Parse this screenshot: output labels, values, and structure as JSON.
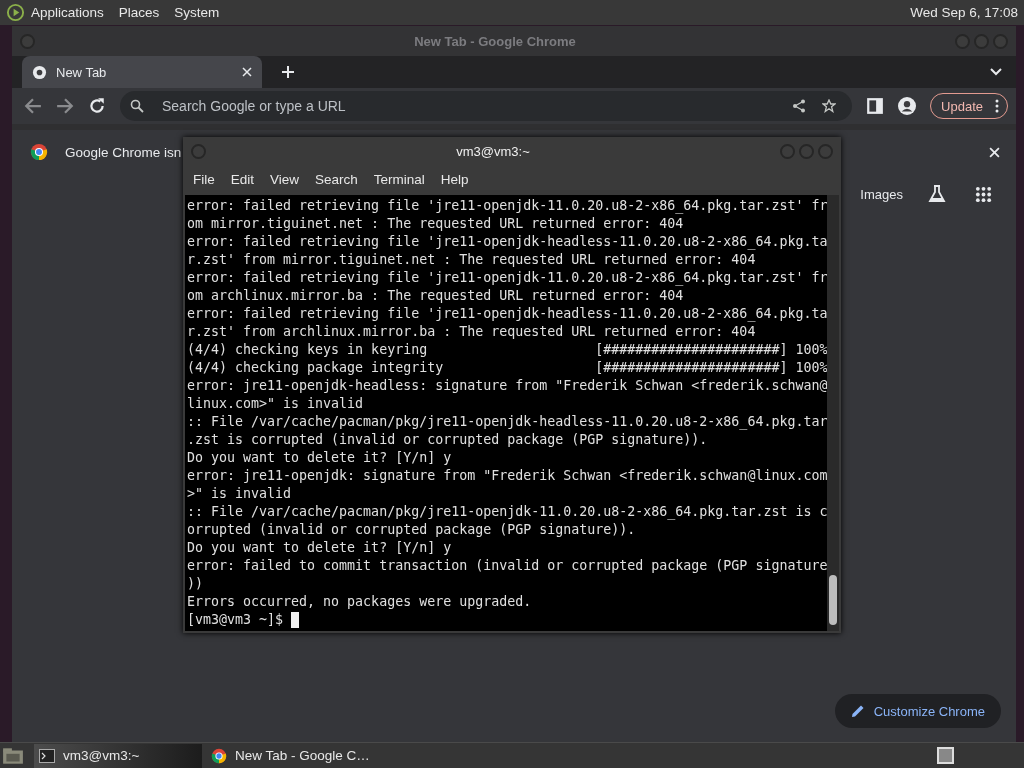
{
  "top_panel": {
    "menus": [
      "Applications",
      "Places",
      "System"
    ],
    "clock": "Wed Sep  6, 17:08"
  },
  "chrome": {
    "title": "New Tab - Google Chrome",
    "tabs": [
      {
        "label": "New Tab",
        "selected": true
      }
    ],
    "omnibox": {
      "placeholder": "Search Google or type a URL"
    },
    "update_button": "Update",
    "infobar": "Google Chrome isn",
    "links": [
      "Images"
    ],
    "customize_button": "Customize Chrome"
  },
  "terminal": {
    "title": "vm3@vm3:~",
    "menus": [
      "File",
      "Edit",
      "View",
      "Search",
      "Terminal",
      "Help"
    ],
    "lines": [
      "error: failed retrieving file 'jre11-openjdk-11.0.20.u8-2-x86_64.pkg.tar.zst' fr",
      "om mirror.tiguinet.net : The requested URL returned error: 404",
      "error: failed retrieving file 'jre11-openjdk-headless-11.0.20.u8-2-x86_64.pkg.ta",
      "r.zst' from mirror.tiguinet.net : The requested URL returned error: 404",
      "error: failed retrieving file 'jre11-openjdk-11.0.20.u8-2-x86_64.pkg.tar.zst' fr",
      "om archlinux.mirror.ba : The requested URL returned error: 404",
      "error: failed retrieving file 'jre11-openjdk-headless-11.0.20.u8-2-x86_64.pkg.ta",
      "r.zst' from archlinux.mirror.ba : The requested URL returned error: 404",
      "(4/4) checking keys in keyring                     [######################] 100%",
      "(4/4) checking package integrity                   [######################] 100%",
      "error: jre11-openjdk-headless: signature from \"Frederik Schwan <frederik.schwan@",
      "linux.com>\" is invalid",
      ":: File /var/cache/pacman/pkg/jre11-openjdk-headless-11.0.20.u8-2-x86_64.pkg.tar",
      ".zst is corrupted (invalid or corrupted package (PGP signature)).",
      "Do you want to delete it? [Y/n] y",
      "error: jre11-openjdk: signature from \"Frederik Schwan <frederik.schwan@linux.com",
      ">\" is invalid",
      ":: File /var/cache/pacman/pkg/jre11-openjdk-11.0.20.u8-2-x86_64.pkg.tar.zst is c",
      "orrupted (invalid or corrupted package (PGP signature)).",
      "Do you want to delete it? [Y/n] y",
      "error: failed to commit transaction (invalid or corrupted package (PGP signature",
      "))",
      "Errors occurred, no packages were upgraded."
    ],
    "prompt": "[vm3@vm3 ~]$"
  },
  "taskbar": {
    "items": [
      {
        "label": "vm3@vm3:~",
        "kind": "terminal",
        "selected": true
      },
      {
        "label": "New Tab - Google C…",
        "kind": "browser",
        "selected": false
      }
    ]
  }
}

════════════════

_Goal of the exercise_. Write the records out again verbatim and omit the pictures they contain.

_Reply to the exercise_.
Parse this screenshot: output labels, values, and structure as JSON.
{
  "top_panel": {
    "menus": [
      "Applications",
      "Places",
      "System"
    ],
    "clock": "Wed Sep  6, 17:08"
  },
  "chrome": {
    "title": "New Tab - Google Chrome",
    "tabs": [
      {
        "label": "New Tab",
        "selected": true
      }
    ],
    "omnibox": {
      "placeholder": "Search Google or type a URL"
    },
    "update_button": "Update",
    "infobar": "Google Chrome isn",
    "links": [
      "Images"
    ],
    "customize_button": "Customize Chrome"
  },
  "terminal": {
    "title": "vm3@vm3:~",
    "menus": [
      "File",
      "Edit",
      "View",
      "Search",
      "Terminal",
      "Help"
    ],
    "lines": [
      "error: failed retrieving file 'jre11-openjdk-11.0.20.u8-2-x86_64.pkg.tar.zst' fr",
      "om mirror.tiguinet.net : The requested URL returned error: 404",
      "error: failed retrieving file 'jre11-openjdk-headless-11.0.20.u8-2-x86_64.pkg.ta",
      "r.zst' from mirror.tiguinet.net : The requested URL returned error: 404",
      "error: failed retrieving file 'jre11-openjdk-11.0.20.u8-2-x86_64.pkg.tar.zst' fr",
      "om archlinux.mirror.ba : The requested URL returned error: 404",
      "error: failed retrieving file 'jre11-openjdk-headless-11.0.20.u8-2-x86_64.pkg.ta",
      "r.zst' from archlinux.mirror.ba : The requested URL returned error: 404",
      "(4/4) checking keys in keyring                     [######################] 100%",
      "(4/4) checking package integrity                   [######################] 100%",
      "error: jre11-openjdk-headless: signature from \"Frederik Schwan <frederik.schwan@",
      "linux.com>\" is invalid",
      ":: File /var/cache/pacman/pkg/jre11-openjdk-headless-11.0.20.u8-2-x86_64.pkg.tar",
      ".zst is corrupted (invalid or corrupted package (PGP signature)).",
      "Do you want to delete it? [Y/n] y",
      "error: jre11-openjdk: signature from \"Frederik Schwan <frederik.schwan@linux.com",
      ">\" is invalid",
      ":: File /var/cache/pacman/pkg/jre11-openjdk-11.0.20.u8-2-x86_64.pkg.tar.zst is c",
      "orrupted (invalid or corrupted package (PGP signature)).",
      "Do you want to delete it? [Y/n] y",
      "error: failed to commit transaction (invalid or corrupted package (PGP signature",
      "))",
      "Errors occurred, no packages were upgraded."
    ],
    "prompt": "[vm3@vm3 ~]$"
  },
  "taskbar": {
    "items": [
      {
        "label": "vm3@vm3:~",
        "kind": "terminal",
        "selected": true
      },
      {
        "label": "New Tab - Google C…",
        "kind": "browser",
        "selected": false
      }
    ]
  }
}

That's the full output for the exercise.